During the IELTS Speaking exam you may be asked questions to do with health and fitness. Read the following IELTS-style questions and answers below and pay attention to the phrases in bold. Use the ‘Definitions’ section at the bottom of the page to check the meaning of any phrases you don’t understand.
Part 1-style questions
Examiner: Have you got a relation you’re particularly fond of?
Sinita: Yes … my granddad … he’s 94 years old but generally he’s as fit as a fiddle … we’re very close and see each other a lot … whenever he goes down with a cold or is under the weather I make a point of visiting him …
Examiner: Do you do any sport?
Jon: Yes … I’m keen on skateboarding … but I haven’t done it for a while … I had a bad fall recently and pulled a muscle and had a few cuts and bruises … but I’m on the mend and hope to be doing it again soon …
Examiner: Is there anything you’re particularly afraid of?
Davide: The dentist … I hate going to the dentist … I only ever go if I have a toothache so it usually means I have to have a filling or even have a tooth out … I really don’t like it …
Part 2-style task
Describe a time when you were ill.

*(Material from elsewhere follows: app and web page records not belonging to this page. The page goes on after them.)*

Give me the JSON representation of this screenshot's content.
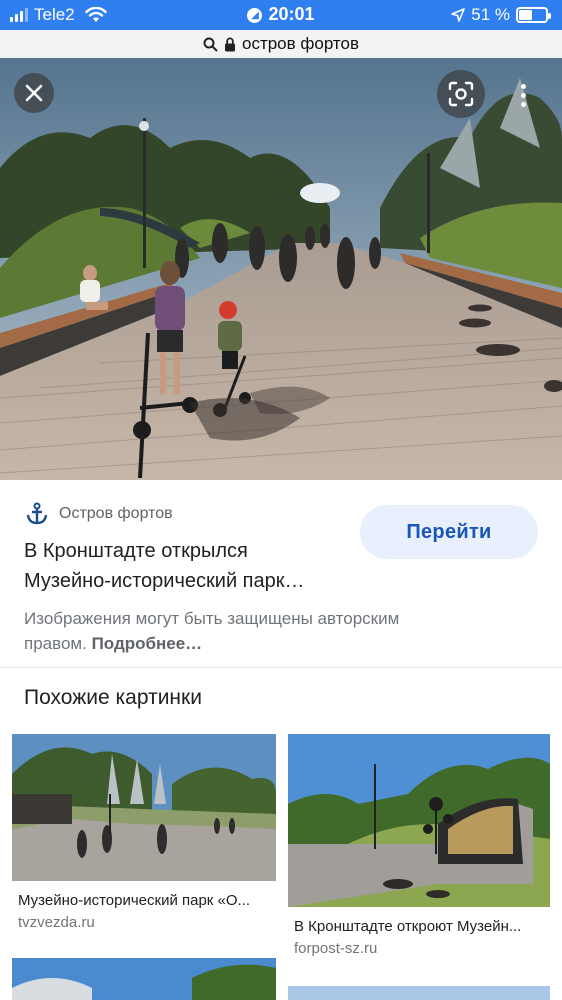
{
  "status_bar": {
    "carrier": "Tele2",
    "time": "20:01",
    "battery": "51 %",
    "battery_level": 0.51
  },
  "url_bar": {
    "query": "остров фортов"
  },
  "hero": {
    "icons": [
      "close-icon",
      "lens-icon",
      "more-vert-icon"
    ]
  },
  "result": {
    "source_name": "Остров фортов",
    "source_icon": "anchor-icon",
    "title_line1": "В Кронштадте открылся",
    "title_line2": "Музейно-исторический парк…",
    "go_button": "Перейти",
    "copyright_text": "Изображения могут быть защищены авторским правом.",
    "more_link": "Подробнее…"
  },
  "similar": {
    "heading": "Похожие картинки",
    "items": [
      {
        "caption": "Музейно-исторический парк «О...",
        "domain": "tvzvezda.ru"
      },
      {
        "caption": "В Кронштадте откроют Музейн...",
        "domain": "forpost-sz.ru"
      }
    ]
  },
  "colors": {
    "status_bar": "#2f7ff0",
    "button_bg": "#e8f0fe",
    "button_text": "#1a56b8",
    "source_icon": "#1a4d8c"
  }
}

You should say:
- when this was
- what your symptoms were
- how long the illness lasted
and say how it affected your life at the time.
Pierre: This is a tricky one really as I’m usually quite healthy … I’ve never been seriously ill … like everyone else I sometimes get a few aches and pains or catch a cold … I can remember a few months ago I had to have time off work with a heavy cold … I had the usual symptoms … a blocked nose … sore throat … it lasted quite a while … about 2 weeks I think though I didn’t have that much time off work … for a few days I remember feeling poorly but I was over the worst of it after a few days and went back to work … I always find it’s better to be active when you feel ill as it keeps your mind off your symptoms … I think my family get a little fed up with me when I’m ill though … I tend to feel sorry for myself and lie on the sofa all day as if I’m at death’s door … but as I said earlier … on this occasion it was nothing serious and didn’t really cause me any problems …
Part 3-style questions
Examiner: What costs are involved when you are ill in your country?
Anya: Well … people have to pay prescription charges which can be quite expensive … but fortunately general healthcare is free … unless you want to go private of course and then you can pay a fortune for your treatment …
Examiner: In your experience are people too quick to take time off work when they’re ill?
Alicia: Yes .. I’ve got friends who have a day off work if they wake up with a runny nose … and in most cases they seem to make a speedy recovery after they’ve phoned in sick …
Examiner: Do women pay more attention to their health than men?
Julie: I think so yes … women are more likely to see their GP for a check-up if they’re concerned about something … men tend to avoid facing up to any health problems they have … my dad always seems to have a very chesty cough but refuses to go to make an appointment to see the doctor …
- aches and pains: minor pains that continue over a period of time
- to be a bit off colour: to feel a little ill
- to be at death’s door: (informal) to be very ill indeed
- to be on the mend: to be recovering after an illness
- to be over the worst: to have got through the most serious or uncomfortable stage of an illness
- to be under the weather: (informal) to not feel well
- a blocked nose: when the nose has excess fluid due to a cold
- to catch a cold: to get a cold
- a check-up: a physical examination by a doctor
- a chesty cough: a cough caused by congestion around the lungs
- cuts and bruises: minor injuries
- to feel poorly: to feel ill
- as fit as a fiddle: to be very healthy
- to go down with a cold: to become ill
- to go private: to choose to be treated by commercial healthcare rather than by services offered by the state
- GP: General Practitioner (family doctor)
- to have a filling: to have a tooth repaired
- to have a tooth out: to have a tooth removed
- a heavy cold: a bad cold
- to make an appointment: to arrange a time to see the doctor
- to make a speedy recovery: to recover quickly from an illness
- to phone in sick: to call work to explain you won’t be attending work due to illness
- prescription charges: money the patient pays for medicine authorised by a doctor
- to pull a muscle: to strain a muscle
- a runny nose: a nose that has liquid coming out of it
- a sore throat: inflammation that causes pain when swallowing